Josh Rosenzweig, senior vice president of original programming and development at Here TV, started out as a filmmaker and director in California before making the transition to the corporate side of the business. His path to Here from there took him to Harvey Keitel’s production company and then a stint in PR Marketing and Showtime. Here Media, of which Here TV is a part, is a media conglomerate serving the GLBT consumer and spans television, film, print and online. The company owns The Advocate and Out magazines, still available in print format, as well as a range of social media and web sites and an impressive film library. In my interview with him, Josh talks about Here’s mission, programming, multiplatform efforts, its audience skew, competitive set (spoiler alert: there isn’t any) and the celebration of its tenth anniversary.
Below is an excerpt from the interview. Complete videos can be viewed here.
CW: Twenty years ago, the gay community was not as integrated into mainstream media as it is today. Now many programs feature gay characters and integrate gay issues in their plotlines. Now that GLBT characters appear in mainstream media, is there still a need for a gay-specific media company ?
JR: What used to be so relegated to one population is now much larger, [a trend] that we have watched in the last eight or nine years at Here TV. Our audience, our accessibility and who is identifying as LGBT has changed dramatically. And so the external view from the rest of the world of what LGBT is , where it is, and where it fits comfortably into the schematic of not just entertainment but also world politics and the social aspects of it, has changed dramatically.
I think we are in an exciting moment for LGBT content creation because we are on that cusp – with what is happening politically in our country as well as looking globally. There is still a lot of work to be done. I think it is amazing how much mainstream content includes LGBT characters now or references to LGBT subject matter, but it still isn’t a full representation of who the full population really is. We still have a lot of work to do, especially now. We are not one monolithic group. We are a diverse segment of the population. We can’t tell every story but we can tell many, many stories that still aren’t being told.
CW: How do you decide on the network’s programming?
JR: That is a good question. Paul Colichman , who is our CEO, has been creating content -- hundreds of movies and television shows -- for a number of years, and we work very closely together. We look at the diversity within our audience and try and plan a very wide range of shows and content. So we look at it on a very broad base: There’s politics and talk on one end, and there’s comedy, music, variety, drag, on the other. And then we fill in everything in between.
CW: What is the New Frontiers Film Project?

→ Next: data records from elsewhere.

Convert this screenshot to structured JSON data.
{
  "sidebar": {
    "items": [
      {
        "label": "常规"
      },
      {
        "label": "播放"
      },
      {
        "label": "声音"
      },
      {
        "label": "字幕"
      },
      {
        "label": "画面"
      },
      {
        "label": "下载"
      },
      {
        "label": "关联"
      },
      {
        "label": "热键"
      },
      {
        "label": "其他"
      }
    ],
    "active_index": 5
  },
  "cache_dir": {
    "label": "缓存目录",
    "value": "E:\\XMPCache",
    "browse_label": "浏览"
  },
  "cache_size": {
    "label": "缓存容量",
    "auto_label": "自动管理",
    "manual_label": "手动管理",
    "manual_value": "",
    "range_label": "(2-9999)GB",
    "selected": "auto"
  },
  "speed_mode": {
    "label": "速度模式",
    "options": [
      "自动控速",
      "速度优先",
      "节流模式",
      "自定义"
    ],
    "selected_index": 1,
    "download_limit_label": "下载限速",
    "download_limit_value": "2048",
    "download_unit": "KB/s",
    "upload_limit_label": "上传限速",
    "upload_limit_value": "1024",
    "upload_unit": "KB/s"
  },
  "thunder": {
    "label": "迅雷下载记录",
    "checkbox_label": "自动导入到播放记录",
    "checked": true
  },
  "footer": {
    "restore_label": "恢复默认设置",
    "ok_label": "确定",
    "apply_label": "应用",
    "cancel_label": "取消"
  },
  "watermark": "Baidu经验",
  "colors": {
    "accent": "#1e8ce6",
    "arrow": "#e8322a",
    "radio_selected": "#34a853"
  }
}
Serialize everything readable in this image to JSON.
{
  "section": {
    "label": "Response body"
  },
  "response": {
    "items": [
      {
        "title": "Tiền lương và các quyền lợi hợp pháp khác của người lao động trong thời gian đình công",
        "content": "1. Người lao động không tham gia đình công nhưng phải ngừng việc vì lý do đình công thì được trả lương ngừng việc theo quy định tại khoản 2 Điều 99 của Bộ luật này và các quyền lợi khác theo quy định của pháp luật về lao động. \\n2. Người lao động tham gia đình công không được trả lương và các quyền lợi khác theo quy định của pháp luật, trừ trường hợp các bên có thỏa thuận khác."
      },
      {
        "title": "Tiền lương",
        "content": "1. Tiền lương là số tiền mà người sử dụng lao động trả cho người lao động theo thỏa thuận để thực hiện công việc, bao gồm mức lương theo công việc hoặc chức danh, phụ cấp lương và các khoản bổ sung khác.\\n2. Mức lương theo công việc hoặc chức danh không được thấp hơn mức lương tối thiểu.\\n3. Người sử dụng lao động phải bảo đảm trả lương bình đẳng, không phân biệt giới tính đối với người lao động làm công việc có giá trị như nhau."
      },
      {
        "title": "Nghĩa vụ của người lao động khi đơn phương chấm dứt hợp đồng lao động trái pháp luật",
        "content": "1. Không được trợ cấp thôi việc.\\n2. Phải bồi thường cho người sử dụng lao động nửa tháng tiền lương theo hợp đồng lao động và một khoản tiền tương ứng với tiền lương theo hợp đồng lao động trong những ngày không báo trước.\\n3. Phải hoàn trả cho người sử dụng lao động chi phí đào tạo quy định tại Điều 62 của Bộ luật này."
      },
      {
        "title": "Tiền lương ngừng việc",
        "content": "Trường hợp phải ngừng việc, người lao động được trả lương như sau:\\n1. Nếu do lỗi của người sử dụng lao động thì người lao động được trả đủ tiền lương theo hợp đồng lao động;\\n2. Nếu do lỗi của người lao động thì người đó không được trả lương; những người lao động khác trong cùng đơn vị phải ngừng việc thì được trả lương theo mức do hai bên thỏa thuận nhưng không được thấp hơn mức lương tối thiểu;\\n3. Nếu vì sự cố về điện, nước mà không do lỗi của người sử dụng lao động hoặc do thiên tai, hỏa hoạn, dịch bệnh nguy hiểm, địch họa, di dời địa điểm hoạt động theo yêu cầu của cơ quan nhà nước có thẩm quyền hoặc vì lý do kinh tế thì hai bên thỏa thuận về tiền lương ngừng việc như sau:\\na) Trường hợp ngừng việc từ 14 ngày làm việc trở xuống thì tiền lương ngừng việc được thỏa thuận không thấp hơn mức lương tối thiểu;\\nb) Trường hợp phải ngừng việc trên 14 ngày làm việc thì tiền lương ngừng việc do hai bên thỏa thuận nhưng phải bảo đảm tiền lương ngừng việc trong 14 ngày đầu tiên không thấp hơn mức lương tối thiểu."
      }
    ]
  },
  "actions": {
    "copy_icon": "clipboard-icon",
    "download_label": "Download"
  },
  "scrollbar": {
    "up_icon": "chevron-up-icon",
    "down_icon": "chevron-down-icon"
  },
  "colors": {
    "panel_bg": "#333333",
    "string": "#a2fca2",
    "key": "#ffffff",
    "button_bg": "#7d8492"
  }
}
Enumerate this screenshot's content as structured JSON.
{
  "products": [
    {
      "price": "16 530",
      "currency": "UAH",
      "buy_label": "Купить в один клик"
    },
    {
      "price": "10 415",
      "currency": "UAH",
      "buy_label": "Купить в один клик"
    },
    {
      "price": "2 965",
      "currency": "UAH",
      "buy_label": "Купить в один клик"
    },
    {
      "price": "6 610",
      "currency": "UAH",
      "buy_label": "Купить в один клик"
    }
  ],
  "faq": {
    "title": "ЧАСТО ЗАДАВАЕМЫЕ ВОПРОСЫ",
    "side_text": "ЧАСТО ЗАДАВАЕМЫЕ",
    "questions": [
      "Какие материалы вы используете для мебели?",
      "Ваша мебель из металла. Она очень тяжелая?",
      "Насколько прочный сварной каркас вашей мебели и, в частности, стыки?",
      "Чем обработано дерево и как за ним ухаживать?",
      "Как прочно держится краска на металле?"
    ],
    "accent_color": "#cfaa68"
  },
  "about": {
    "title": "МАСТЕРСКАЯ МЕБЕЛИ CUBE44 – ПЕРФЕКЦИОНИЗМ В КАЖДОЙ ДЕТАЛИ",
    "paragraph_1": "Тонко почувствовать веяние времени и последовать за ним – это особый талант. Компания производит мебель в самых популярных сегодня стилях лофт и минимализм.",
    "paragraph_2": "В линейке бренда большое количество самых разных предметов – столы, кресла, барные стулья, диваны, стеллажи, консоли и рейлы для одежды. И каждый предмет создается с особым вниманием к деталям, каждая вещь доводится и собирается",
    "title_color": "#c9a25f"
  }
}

JR: 2013 is our 10th Anniversary of Here TV, and we are taking a page from Disney. We are going to be celebrating all year long, and our first kick off initiative of the anniversary celebration is the New Frontiers Film Project, where we are going back to one of our core missions to create a space for LGBT filmmakers. What we are looking for is filmmakers who did not get a distribution deal and have no outlet for their material. We ask those who may have run the festival circuit to send us their films and we will do an acquisition deal like we do for any of the other films and releasing companies. We are trying to provide a larger space and a place for people to spotlight and see LGBT films.